*** DATA SECTION

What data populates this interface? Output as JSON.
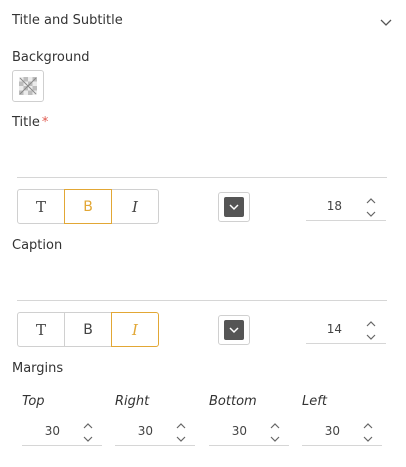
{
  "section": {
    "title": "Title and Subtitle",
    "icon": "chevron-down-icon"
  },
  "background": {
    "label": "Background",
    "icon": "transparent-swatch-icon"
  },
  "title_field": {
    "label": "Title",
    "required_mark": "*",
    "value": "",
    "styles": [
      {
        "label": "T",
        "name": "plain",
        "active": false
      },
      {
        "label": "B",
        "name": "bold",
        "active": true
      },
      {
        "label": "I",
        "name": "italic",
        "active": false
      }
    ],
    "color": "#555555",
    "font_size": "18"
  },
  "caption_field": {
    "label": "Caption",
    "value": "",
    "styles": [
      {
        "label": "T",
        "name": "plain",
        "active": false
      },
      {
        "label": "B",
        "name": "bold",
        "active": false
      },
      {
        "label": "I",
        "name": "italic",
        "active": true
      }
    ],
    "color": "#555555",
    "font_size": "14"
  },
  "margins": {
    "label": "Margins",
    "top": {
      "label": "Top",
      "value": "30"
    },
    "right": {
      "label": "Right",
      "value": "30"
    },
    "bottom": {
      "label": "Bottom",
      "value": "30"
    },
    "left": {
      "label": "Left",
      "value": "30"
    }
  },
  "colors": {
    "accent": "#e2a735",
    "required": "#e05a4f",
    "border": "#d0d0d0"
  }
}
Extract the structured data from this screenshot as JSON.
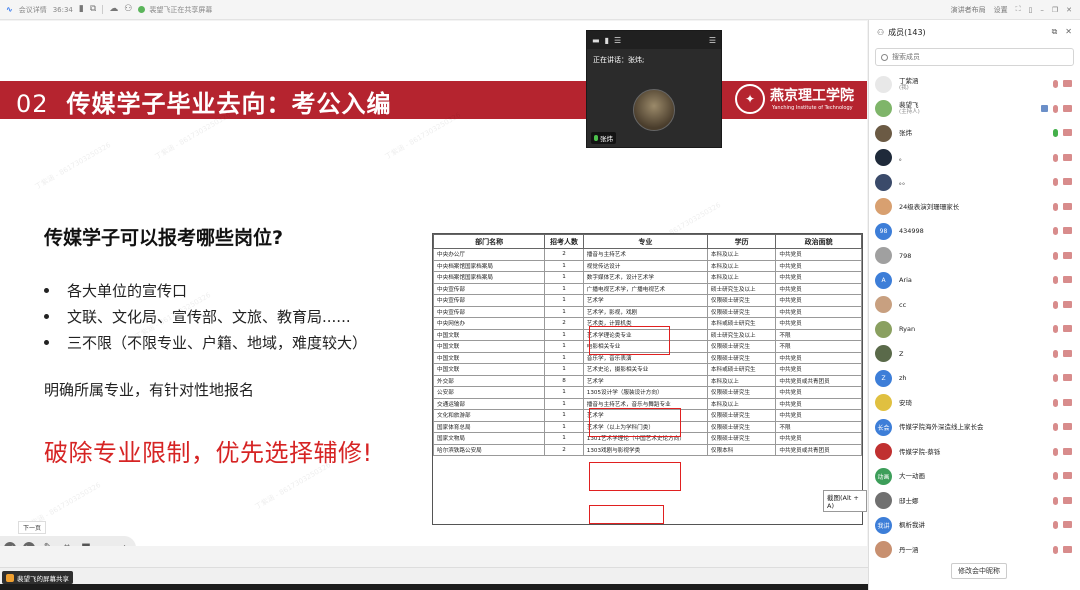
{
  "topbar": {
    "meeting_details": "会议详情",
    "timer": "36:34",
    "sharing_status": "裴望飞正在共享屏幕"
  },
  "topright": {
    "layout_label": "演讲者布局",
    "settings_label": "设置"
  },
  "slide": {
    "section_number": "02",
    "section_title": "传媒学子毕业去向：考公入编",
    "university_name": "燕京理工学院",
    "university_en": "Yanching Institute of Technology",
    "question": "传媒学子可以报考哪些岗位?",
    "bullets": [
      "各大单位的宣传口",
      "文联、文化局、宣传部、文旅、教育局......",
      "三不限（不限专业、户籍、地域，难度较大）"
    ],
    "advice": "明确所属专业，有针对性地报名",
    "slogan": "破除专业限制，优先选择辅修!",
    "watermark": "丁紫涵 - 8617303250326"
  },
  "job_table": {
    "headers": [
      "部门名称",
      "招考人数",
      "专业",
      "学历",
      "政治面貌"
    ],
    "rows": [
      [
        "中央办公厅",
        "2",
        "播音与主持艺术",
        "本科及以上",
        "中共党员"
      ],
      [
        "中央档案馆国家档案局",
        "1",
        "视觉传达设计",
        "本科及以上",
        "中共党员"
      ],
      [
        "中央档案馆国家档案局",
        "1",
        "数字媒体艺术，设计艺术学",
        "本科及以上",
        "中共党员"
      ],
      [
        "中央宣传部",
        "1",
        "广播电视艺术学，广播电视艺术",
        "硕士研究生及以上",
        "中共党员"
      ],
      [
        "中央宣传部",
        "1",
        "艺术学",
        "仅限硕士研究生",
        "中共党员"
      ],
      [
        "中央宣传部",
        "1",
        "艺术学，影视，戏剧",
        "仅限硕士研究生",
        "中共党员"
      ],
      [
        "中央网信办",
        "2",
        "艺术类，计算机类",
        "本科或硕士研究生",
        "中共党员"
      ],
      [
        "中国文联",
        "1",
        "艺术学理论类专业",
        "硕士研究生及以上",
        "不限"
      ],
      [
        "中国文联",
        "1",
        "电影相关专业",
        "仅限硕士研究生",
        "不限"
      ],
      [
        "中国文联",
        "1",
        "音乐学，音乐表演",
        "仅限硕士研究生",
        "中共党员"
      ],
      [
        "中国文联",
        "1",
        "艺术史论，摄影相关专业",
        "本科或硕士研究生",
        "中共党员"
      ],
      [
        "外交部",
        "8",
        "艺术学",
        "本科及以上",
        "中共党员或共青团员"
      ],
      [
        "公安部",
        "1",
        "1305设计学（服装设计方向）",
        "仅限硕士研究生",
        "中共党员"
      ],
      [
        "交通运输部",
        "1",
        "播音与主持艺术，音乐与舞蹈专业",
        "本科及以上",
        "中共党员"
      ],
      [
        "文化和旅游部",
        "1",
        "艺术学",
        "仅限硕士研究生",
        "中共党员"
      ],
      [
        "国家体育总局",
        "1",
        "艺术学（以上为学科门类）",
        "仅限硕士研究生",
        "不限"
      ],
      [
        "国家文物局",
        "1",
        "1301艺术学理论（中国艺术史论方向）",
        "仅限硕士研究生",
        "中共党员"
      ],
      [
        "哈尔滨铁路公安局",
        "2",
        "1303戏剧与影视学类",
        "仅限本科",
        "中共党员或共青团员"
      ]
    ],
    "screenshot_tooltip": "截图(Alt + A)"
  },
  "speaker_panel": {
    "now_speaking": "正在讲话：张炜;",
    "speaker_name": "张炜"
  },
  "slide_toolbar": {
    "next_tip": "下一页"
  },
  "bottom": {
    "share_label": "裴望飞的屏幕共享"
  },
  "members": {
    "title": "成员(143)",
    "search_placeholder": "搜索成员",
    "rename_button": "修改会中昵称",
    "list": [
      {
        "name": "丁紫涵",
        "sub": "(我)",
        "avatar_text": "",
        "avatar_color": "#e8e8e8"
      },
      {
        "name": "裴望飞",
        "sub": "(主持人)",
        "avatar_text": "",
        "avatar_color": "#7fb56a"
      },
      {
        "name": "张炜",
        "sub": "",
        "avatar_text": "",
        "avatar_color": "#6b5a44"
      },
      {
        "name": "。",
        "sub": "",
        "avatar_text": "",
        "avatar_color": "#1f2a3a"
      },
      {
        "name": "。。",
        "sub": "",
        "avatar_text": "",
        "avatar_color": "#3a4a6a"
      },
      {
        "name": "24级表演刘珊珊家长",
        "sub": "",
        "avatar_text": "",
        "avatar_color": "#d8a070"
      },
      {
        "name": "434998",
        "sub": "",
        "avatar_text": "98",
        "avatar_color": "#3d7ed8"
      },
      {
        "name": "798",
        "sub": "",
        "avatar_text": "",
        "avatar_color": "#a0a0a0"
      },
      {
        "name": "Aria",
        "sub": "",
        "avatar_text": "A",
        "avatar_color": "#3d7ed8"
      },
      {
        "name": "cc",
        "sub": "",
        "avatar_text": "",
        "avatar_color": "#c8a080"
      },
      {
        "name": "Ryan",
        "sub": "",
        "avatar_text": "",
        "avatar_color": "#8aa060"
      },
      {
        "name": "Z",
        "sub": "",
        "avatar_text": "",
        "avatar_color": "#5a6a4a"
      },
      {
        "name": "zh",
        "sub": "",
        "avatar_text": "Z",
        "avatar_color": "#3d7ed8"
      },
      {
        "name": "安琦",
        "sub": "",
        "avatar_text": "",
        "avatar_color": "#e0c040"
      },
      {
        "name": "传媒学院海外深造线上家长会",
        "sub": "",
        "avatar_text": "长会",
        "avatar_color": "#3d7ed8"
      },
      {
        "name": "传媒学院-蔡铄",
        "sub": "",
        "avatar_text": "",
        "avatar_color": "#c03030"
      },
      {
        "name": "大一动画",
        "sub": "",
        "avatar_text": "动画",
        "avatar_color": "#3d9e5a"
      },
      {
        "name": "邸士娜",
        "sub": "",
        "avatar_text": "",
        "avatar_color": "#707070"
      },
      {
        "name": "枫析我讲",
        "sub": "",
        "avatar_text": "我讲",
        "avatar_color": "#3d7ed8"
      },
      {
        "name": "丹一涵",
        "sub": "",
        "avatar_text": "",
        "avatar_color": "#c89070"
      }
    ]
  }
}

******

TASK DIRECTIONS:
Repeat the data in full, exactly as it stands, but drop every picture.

ANSWER BELOW:
What data populates this interface? Output as JSON.
{
  "section": {
    "title": "Title and Subtitle",
    "icon": "chevron-down-icon"
  },
  "background": {
    "label": "Background",
    "icon": "transparent-swatch-icon"
  },
  "title_field": {
    "label": "Title",
    "required_mark": "*",
    "value": "",
    "styles": [
      {
        "label": "T",
        "name": "plain",
        "active": false
      },
      {
        "label": "B",
        "name": "bold",
        "active": true
      },
      {
        "label": "I",
        "name": "italic",
        "active": false
      }
    ],
    "color": "#555555",
    "font_size": "18"
  },
  "caption_field": {
    "label": "Caption",
    "value": "",
    "styles": [
      {
        "label": "T",
        "name": "plain",
        "active": false
      },
      {
        "label": "B",
        "name": "bold",
        "active": false
      },
      {
        "label": "I",
        "name": "italic",
        "active": true
      }
    ],
    "color": "#555555",
    "font_size": "14"
  },
  "margins": {
    "label": "Margins",
    "top": {
      "label": "Top",
      "value": "30"
    },
    "right": {
      "label": "Right",
      "value": "30"
    },
    "bottom": {
      "label": "Bottom",
      "value": "30"
    },
    "left": {
      "label": "Left",
      "value": "30"
    }
  },
  "colors": {
    "accent": "#e2a735",
    "required": "#e05a4f",
    "border": "#d0d0d0"
  }
}
Extract the structured data from this screenshot as JSON.
{
  "topbar": {
    "meeting_details": "会议详情",
    "timer": "36:34",
    "sharing_status": "裴望飞正在共享屏幕"
  },
  "topright": {
    "layout_label": "演讲者布局",
    "settings_label": "设置"
  },
  "slide": {
    "section_number": "02",
    "section_title": "传媒学子毕业去向：考公入编",
    "university_name": "燕京理工学院",
    "university_en": "Yanching Institute of Technology",
    "question": "传媒学子可以报考哪些岗位?",
    "bullets": [
      "各大单位的宣传口",
      "文联、文化局、宣传部、文旅、教育局......",
      "三不限（不限专业、户籍、地域，难度较大）"
    ],
    "advice": "明确所属专业，有针对性地报名",
    "slogan": "破除专业限制，优先选择辅修!",
    "watermark": "丁紫涵 - 8617303250326"
  },
  "job_table": {
    "headers": [
      "部门名称",
      "招考人数",
      "专业",
      "学历",
      "政治面貌"
    ],
    "rows": [
      [
        "中央办公厅",
        "2",
        "播音与主持艺术",
        "本科及以上",
        "中共党员"
      ],
      [
        "中央档案馆国家档案局",
        "1",
        "视觉传达设计",
        "本科及以上",
        "中共党员"
      ],
      [
        "中央档案馆国家档案局",
        "1",
        "数字媒体艺术，设计艺术学",
        "本科及以上",
        "中共党员"
      ],
      [
        "中央宣传部",
        "1",
        "广播电视艺术学，广播电视艺术",
        "硕士研究生及以上",
        "中共党员"
      ],
      [
        "中央宣传部",
        "1",
        "艺术学",
        "仅限硕士研究生",
        "中共党员"
      ],
      [
        "中央宣传部",
        "1",
        "艺术学，影视，戏剧",
        "仅限硕士研究生",
        "中共党员"
      ],
      [
        "中央网信办",
        "2",
        "艺术类，计算机类",
        "本科或硕士研究生",
        "中共党员"
      ],
      [
        "中国文联",
        "1",
        "艺术学理论类专业",
        "硕士研究生及以上",
        "不限"
      ],
      [
        "中国文联",
        "1",
        "电影相关专业",
        "仅限硕士研究生",
        "不限"
      ],
      [
        "中国文联",
        "1",
        "音乐学，音乐表演",
        "仅限硕士研究生",
        "中共党员"
      ],
      [
        "中国文联",
        "1",
        "艺术史论，摄影相关专业",
        "本科或硕士研究生",
        "中共党员"
      ],
      [
        "外交部",
        "8",
        "艺术学",
        "本科及以上",
        "中共党员或共青团员"
      ],
      [
        "公安部",
        "1",
        "1305设计学（服装设计方向）",
        "仅限硕士研究生",
        "中共党员"
      ],
      [
        "交通运输部",
        "1",
        "播音与主持艺术，音乐与舞蹈专业",
        "本科及以上",
        "中共党员"
      ],
      [
        "文化和旅游部",
        "1",
        "艺术学",
        "仅限硕士研究生",
        "中共党员"
      ],
      [
        "国家体育总局",
        "1",
        "艺术学（以上为学科门类）",
        "仅限硕士研究生",
        "不限"
      ],
      [
        "国家文物局",
        "1",
        "1301艺术学理论（中国艺术史论方向）",
        "仅限硕士研究生",
        "中共党员"
      ],
      [
        "哈尔滨铁路公安局",
        "2",
        "1303戏剧与影视学类",
        "仅限本科",
        "中共党员或共青团员"
      ]
    ],
    "screenshot_tooltip": "截图(Alt + A)"
  },
  "speaker_panel": {
    "now_speaking": "正在讲话：张炜;",
    "speaker_name": "张炜"
  },
  "slide_toolbar": {
    "next_tip": "下一页"
  },
  "bottom": {
    "share_label": "裴望飞的屏幕共享"
  },
  "members": {
    "title": "成员(143)",
    "search_placeholder": "搜索成员",
    "rename_button": "修改会中昵称",
    "list": [
      {
        "name": "丁紫涵",
        "sub": "(我)",
        "avatar_text": "",
        "avatar_color": "#e8e8e8"
      },
      {
        "name": "裴望飞",
        "sub": "(主持人)",
        "avatar_text": "",
        "avatar_color": "#7fb56a"
      },
      {
        "name": "张炜",
        "sub": "",
        "avatar_text": "",
        "avatar_color": "#6b5a44"
      },
      {
        "name": "。",
        "sub": "",
        "avatar_text": "",
        "avatar_color": "#1f2a3a"
      },
      {
        "name": "。。",
        "sub": "",
        "avatar_text": "",
        "avatar_color": "#3a4a6a"
      },
      {
        "name": "24级表演刘珊珊家长",
        "sub": "",
        "avatar_text": "",
        "avatar_color": "#d8a070"
      },
      {
        "name": "434998",
        "sub": "",
        "avatar_text": "98",
        "avatar_color": "#3d7ed8"
      },
      {
        "name": "798",
        "sub": "",
        "avatar_text": "",
        "avatar_color": "#a0a0a0"
      },
      {
        "name": "Aria",
        "sub": "",
        "avatar_text": "A",
        "avatar_color": "#3d7ed8"
      },
      {
        "name": "cc",
        "sub": "",
        "avatar_text": "",
        "avatar_color": "#c8a080"
      },
      {
        "name": "Ryan",
        "sub": "",
        "avatar_text": "",
        "avatar_color": "#8aa060"
      },
      {
        "name": "Z",
        "sub": "",
        "avatar_text": "",
        "avatar_color": "#5a6a4a"
      },
      {
        "name": "zh",
        "sub": "",
        "avatar_text": "Z",
        "avatar_color": "#3d7ed8"
      },
      {
        "name": "安琦",
        "sub": "",
        "avatar_text": "",
        "avatar_color": "#e0c040"
      },
      {
        "name": "传媒学院海外深造线上家长会",
        "sub": "",
        "avatar_text": "长会",
        "avatar_color": "#3d7ed8"
      },
      {
        "name": "传媒学院-蔡铄",
        "sub": "",
        "avatar_text": "",
        "avatar_color": "#c03030"
      },
      {
        "name": "大一动画",
        "sub": "",
        "avatar_text": "动画",
        "avatar_color": "#3d9e5a"
      },
      {
        "name": "邸士娜",
        "sub": "",
        "avatar_text": "",
        "avatar_color": "#707070"
      },
      {
        "name": "枫析我讲",
        "sub": "",
        "avatar_text": "我讲",
        "avatar_color": "#3d7ed8"
      },
      {
        "name": "丹一涵",
        "sub": "",
        "avatar_text": "",
        "avatar_color": "#c89070"
      }
    ]
  }
}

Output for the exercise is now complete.